*Exercise aim:* Write out every line from the listing below where the string "true" is found.

*Data in this exercise:*
════════

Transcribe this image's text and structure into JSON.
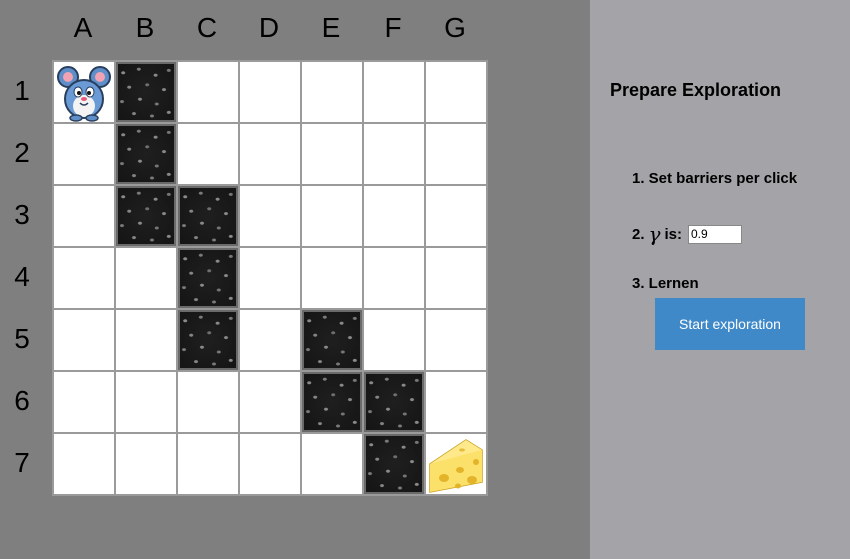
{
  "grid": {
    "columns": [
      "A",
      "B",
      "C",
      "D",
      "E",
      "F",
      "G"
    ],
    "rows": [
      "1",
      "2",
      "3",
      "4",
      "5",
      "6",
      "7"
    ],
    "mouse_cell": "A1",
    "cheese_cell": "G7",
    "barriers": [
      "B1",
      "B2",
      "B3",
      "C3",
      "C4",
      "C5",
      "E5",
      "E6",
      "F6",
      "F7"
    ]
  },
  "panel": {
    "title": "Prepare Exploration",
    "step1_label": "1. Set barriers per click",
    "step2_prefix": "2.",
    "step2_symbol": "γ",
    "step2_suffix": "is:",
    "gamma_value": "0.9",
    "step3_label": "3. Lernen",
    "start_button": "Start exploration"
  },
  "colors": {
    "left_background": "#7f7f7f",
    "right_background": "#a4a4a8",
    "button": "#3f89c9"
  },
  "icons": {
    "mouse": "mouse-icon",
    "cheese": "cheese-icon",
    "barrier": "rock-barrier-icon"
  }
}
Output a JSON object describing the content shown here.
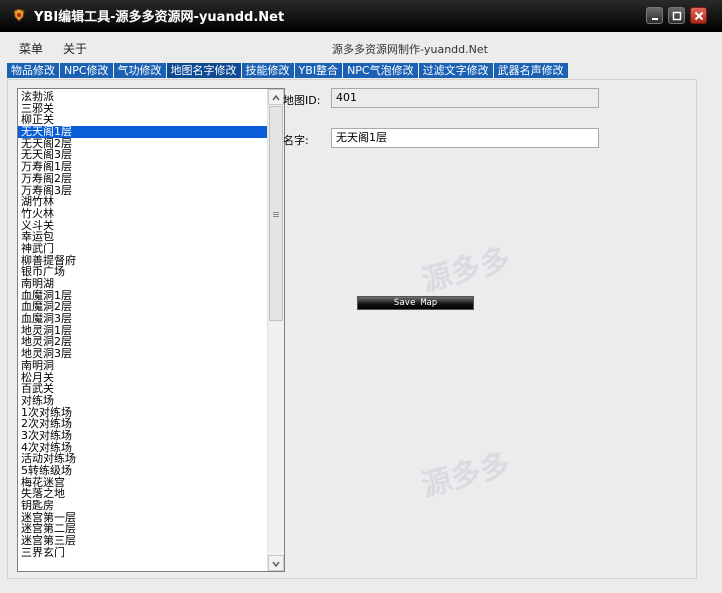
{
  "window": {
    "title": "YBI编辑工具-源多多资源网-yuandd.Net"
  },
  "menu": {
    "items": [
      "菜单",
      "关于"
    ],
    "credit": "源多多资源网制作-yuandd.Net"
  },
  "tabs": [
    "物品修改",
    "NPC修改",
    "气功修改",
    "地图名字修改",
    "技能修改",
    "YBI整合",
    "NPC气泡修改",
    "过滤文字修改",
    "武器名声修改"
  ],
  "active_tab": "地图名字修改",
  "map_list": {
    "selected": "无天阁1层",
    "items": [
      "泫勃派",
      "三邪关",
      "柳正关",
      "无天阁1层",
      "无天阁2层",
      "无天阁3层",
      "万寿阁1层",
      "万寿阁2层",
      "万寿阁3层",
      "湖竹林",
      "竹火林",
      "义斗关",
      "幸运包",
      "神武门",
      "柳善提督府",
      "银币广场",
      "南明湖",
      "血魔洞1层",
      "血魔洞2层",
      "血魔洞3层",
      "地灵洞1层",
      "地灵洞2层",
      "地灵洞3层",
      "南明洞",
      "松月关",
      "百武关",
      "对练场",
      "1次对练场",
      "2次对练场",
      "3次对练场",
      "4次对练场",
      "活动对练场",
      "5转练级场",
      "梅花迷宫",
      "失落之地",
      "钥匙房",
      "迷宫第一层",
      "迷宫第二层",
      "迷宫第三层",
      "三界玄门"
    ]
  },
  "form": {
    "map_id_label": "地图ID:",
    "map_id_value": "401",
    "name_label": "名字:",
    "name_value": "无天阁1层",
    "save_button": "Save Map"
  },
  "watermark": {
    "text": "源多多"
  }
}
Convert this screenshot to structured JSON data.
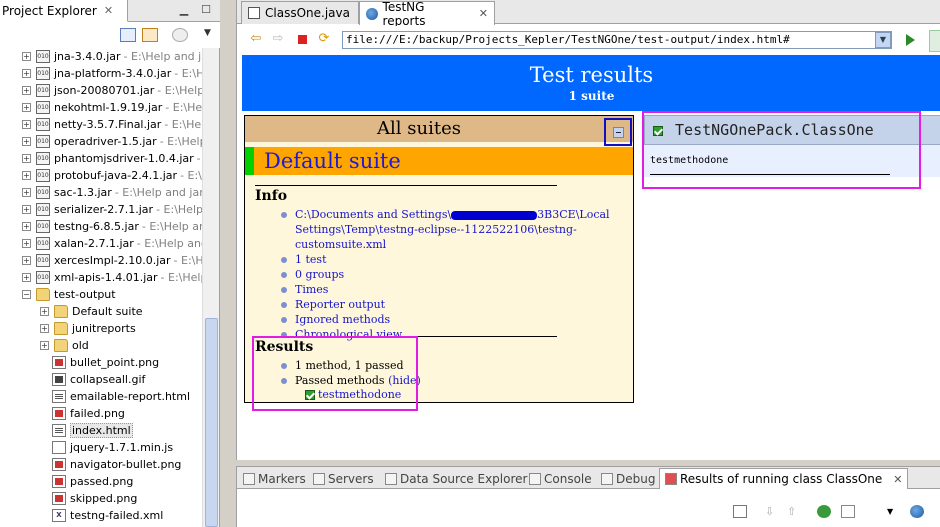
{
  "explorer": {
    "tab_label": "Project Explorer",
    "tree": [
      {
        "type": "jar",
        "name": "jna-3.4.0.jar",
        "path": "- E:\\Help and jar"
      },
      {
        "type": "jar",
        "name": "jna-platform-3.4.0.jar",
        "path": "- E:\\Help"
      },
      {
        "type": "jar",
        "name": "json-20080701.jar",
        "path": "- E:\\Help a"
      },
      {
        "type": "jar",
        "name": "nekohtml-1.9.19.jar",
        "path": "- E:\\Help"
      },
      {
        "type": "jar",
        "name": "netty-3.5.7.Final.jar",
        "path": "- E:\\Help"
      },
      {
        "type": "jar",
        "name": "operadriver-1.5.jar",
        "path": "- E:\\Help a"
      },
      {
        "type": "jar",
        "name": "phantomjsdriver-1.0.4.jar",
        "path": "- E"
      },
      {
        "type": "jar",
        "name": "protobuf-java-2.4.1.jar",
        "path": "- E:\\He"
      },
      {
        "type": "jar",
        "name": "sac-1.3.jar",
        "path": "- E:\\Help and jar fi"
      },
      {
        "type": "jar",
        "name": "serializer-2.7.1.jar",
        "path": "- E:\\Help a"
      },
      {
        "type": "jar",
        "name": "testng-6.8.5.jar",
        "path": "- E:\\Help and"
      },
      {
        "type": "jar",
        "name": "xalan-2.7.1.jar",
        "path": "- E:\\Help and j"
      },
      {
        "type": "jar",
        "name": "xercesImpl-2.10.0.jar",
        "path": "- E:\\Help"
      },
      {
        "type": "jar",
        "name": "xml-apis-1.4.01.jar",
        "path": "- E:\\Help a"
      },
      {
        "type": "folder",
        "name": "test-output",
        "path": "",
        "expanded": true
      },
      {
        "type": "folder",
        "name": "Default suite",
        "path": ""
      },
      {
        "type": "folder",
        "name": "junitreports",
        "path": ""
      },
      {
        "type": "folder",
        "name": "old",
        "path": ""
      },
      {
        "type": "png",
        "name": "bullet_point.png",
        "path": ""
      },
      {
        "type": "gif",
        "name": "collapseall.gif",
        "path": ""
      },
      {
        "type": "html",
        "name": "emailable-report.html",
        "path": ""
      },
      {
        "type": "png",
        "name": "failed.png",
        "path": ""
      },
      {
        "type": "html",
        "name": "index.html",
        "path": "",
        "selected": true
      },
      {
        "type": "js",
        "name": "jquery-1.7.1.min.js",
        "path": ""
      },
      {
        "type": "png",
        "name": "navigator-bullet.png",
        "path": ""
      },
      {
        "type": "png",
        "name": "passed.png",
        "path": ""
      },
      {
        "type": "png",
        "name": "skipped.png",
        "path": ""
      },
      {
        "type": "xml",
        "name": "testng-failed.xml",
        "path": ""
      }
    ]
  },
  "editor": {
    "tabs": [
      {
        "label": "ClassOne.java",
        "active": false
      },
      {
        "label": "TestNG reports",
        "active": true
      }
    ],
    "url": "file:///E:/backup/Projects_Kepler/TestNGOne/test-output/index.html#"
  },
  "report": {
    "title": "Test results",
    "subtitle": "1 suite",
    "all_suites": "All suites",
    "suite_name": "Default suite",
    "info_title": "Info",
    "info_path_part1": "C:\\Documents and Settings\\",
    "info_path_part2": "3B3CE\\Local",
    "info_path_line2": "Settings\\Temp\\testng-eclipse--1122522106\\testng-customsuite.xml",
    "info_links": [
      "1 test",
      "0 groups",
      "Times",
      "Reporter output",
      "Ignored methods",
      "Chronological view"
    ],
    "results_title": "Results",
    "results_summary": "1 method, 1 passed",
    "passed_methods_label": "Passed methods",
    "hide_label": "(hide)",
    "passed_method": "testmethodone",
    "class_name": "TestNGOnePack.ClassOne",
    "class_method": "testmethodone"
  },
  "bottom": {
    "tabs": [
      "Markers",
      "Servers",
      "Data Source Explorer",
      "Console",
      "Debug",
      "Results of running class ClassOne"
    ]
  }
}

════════

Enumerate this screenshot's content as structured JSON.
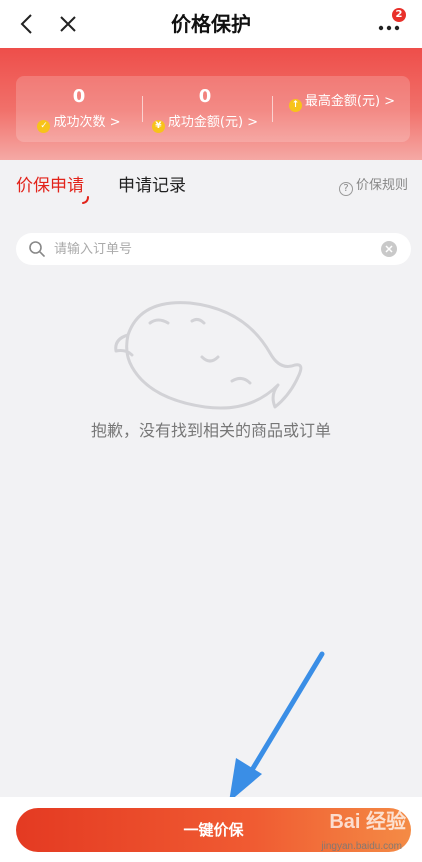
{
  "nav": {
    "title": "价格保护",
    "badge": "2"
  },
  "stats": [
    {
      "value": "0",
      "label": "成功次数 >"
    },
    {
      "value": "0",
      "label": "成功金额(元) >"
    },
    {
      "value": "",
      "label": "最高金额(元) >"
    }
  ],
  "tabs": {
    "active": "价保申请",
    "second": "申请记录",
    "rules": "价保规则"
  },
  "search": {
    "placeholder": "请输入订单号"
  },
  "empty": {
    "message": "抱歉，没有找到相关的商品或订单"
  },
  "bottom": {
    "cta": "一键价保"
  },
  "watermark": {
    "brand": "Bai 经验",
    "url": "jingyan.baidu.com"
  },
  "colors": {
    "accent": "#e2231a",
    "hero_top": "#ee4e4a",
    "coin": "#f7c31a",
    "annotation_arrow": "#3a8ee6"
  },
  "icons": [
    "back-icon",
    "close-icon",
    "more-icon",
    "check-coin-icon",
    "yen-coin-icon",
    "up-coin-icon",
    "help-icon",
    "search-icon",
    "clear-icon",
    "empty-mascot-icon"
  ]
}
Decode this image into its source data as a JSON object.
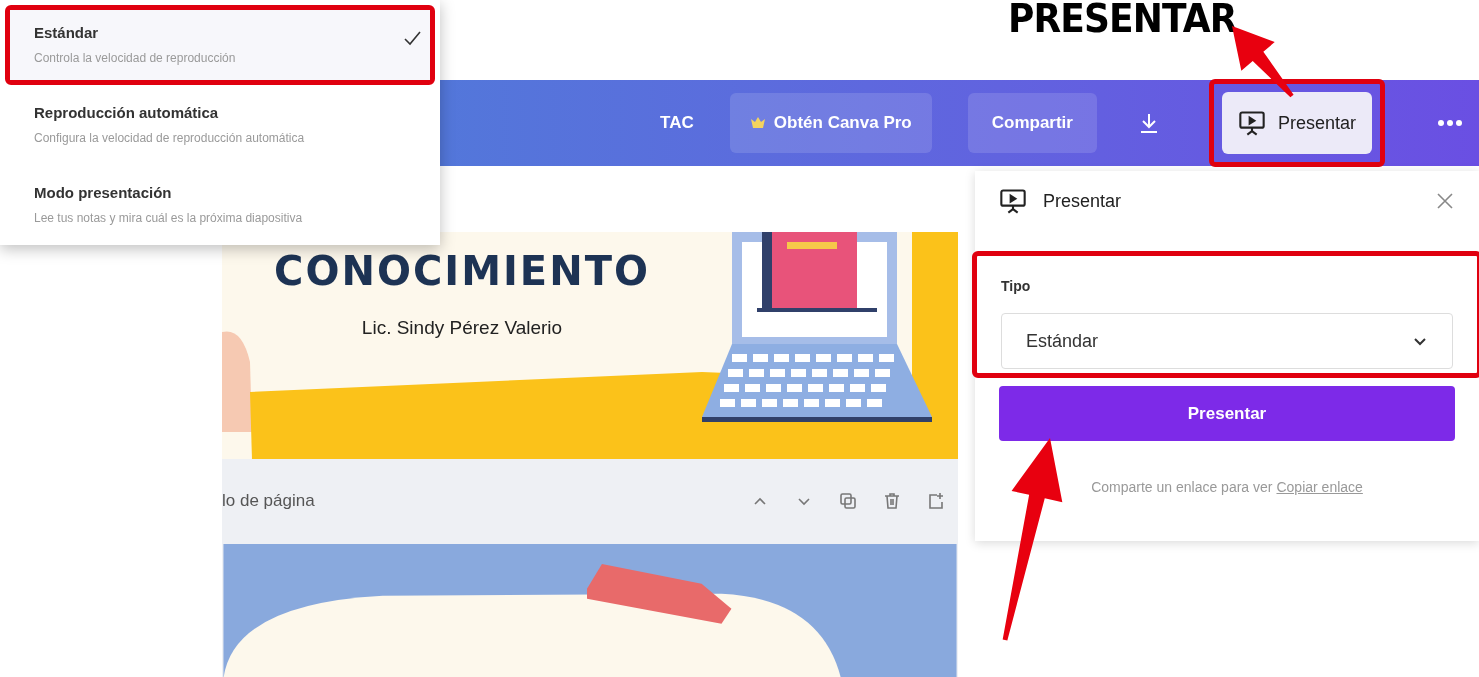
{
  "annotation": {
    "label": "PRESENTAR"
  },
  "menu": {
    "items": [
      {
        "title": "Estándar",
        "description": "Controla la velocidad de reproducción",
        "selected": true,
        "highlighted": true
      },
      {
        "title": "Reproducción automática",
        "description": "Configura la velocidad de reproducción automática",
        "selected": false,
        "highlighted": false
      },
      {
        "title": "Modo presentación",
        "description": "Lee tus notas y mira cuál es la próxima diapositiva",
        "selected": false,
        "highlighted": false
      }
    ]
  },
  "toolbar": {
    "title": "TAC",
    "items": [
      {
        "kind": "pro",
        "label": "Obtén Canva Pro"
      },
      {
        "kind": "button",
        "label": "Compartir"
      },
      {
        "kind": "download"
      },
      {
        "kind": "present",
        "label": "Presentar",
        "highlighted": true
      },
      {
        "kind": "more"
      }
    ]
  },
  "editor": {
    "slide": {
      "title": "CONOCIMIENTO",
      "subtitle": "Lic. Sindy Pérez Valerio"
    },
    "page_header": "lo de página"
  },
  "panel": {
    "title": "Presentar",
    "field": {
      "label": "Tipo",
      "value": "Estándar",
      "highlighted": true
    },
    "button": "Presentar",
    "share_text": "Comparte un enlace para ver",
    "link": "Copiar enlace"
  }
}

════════

*Written answer:*
        "expanded": true
        "selected": true
        "active": true
        "selected": true,
        "highlighted": true
        "highlighted": true
      "highlighted": true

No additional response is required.